Title

Warming And Elevated Carbon Dioxide Increases Suberin Content In The Roots Of A C4 Grass Species

Author(s)

Kendall Koon

School Name

South Carolina Governor's School for Science and Mathematics

Grade Level

12th Grade

Presentation Topic

Botany

Presentation Type

Mentored

Mentor

Mentor: Vidya Suseela, School of Agricultural, Forest, and Environmental Sciences, Clemson University

Abstract

Because of the global increase in greenhouse gases, carbon dioxide levels are rising and causing a change in the root chemistry of many plant species. Through the PHACE experiment, which tested the effects of increased Carbon Dioxide and temperature on two species of grasses, we gathered the root samples that were later tested for several suberin monomers. Because of their adaptability to environments with low carbon dioxide and temperature level, we assumed that the Bouteloua gracilis species that we studied would only have a small increase in its suberin content. C4 species can intake carbon dioxide at a higher rate than C3 species so having an increase in carbon dioxide would have a relatively small effect on these plants. To test this hypothesis we completed a base hydrolysis of the root samples and then analyzed them using Gas Chromatography/ Mass Spectrometry. Using Two Way ANOVA statistical analysis we found that carbon dioxide and warming played a significant role in the overall increase of suberin, aromatics, and ω-hydroxy acid concentrations in the C4 species. This increase may be related to morphological changes causing roots to become longer and thinner. As the increase in temperature and carbon dioxide levels continue plants are likely to store more carbon in the soil.
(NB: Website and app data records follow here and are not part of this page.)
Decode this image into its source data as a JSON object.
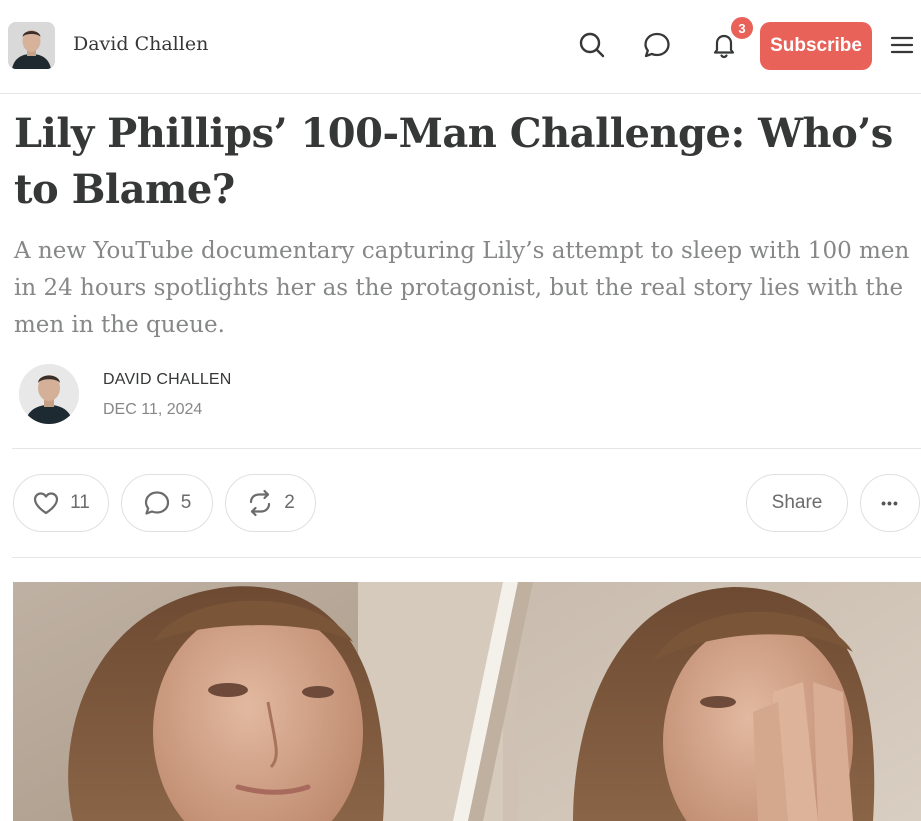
{
  "header": {
    "publication_name": "David Challen",
    "notification_count": "3",
    "subscribe_label": "Subscribe",
    "icons": [
      "search-icon",
      "chat-icon",
      "bell-icon",
      "menu-icon"
    ]
  },
  "article": {
    "title": "Lily Phillips’ 100-Man Challenge: Who’s to Blame?",
    "subtitle": "A new YouTube documentary capturing Lily’s attempt to sleep with 100 men in 24 hours spotlights her as the protagonist, but the real story lies with the men in the queue.",
    "author": "David Challen",
    "date": "Dec 11, 2024"
  },
  "actions": {
    "likes": "11",
    "comments": "5",
    "restacks": "2",
    "share_label": "Share",
    "more_label": "•••"
  },
  "colors": {
    "accent": "#e86259",
    "text": "#363737",
    "muted": "#868787",
    "border": "#e6e6e6"
  }
}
Start Date

4-11-2015 9:45 AM

End Date

4-11-2015 10:00 AM

COinS
 
Apr 11th, 9:45 AM Apr 11th, 10:00 AM

Warming And Elevated Carbon Dioxide Increases Suberin Content In The Roots Of A C4 Grass Species

Because of the global increase in greenhouse gases, carbon dioxide levels are rising and causing a change in the root chemistry of many plant species. Through the PHACE experiment, which tested the effects of increased Carbon Dioxide and temperature on two species of grasses, we gathered the root samples that were later tested for several suberin monomers. Because of their adaptability to environments with low carbon dioxide and temperature level, we assumed that the Bouteloua gracilis species that we studied would only have a small increase in its suberin content. C4 species can intake carbon dioxide at a higher rate than C3 species so having an increase in carbon dioxide would have a relatively small effect on these plants. To test this hypothesis we completed a base hydrolysis of the root samples and then analyzed them using Gas Chromatography/ Mass Spectrometry. Using Two Way ANOVA statistical analysis we found that carbon dioxide and warming played a significant role in the overall increase of suberin, aromatics, and ω-hydroxy acid concentrations in the C4 species. This increase may be related to morphological changes causing roots to become longer and thinner. As the increase in temperature and carbon dioxide levels continue plants are likely to store more carbon in the soil.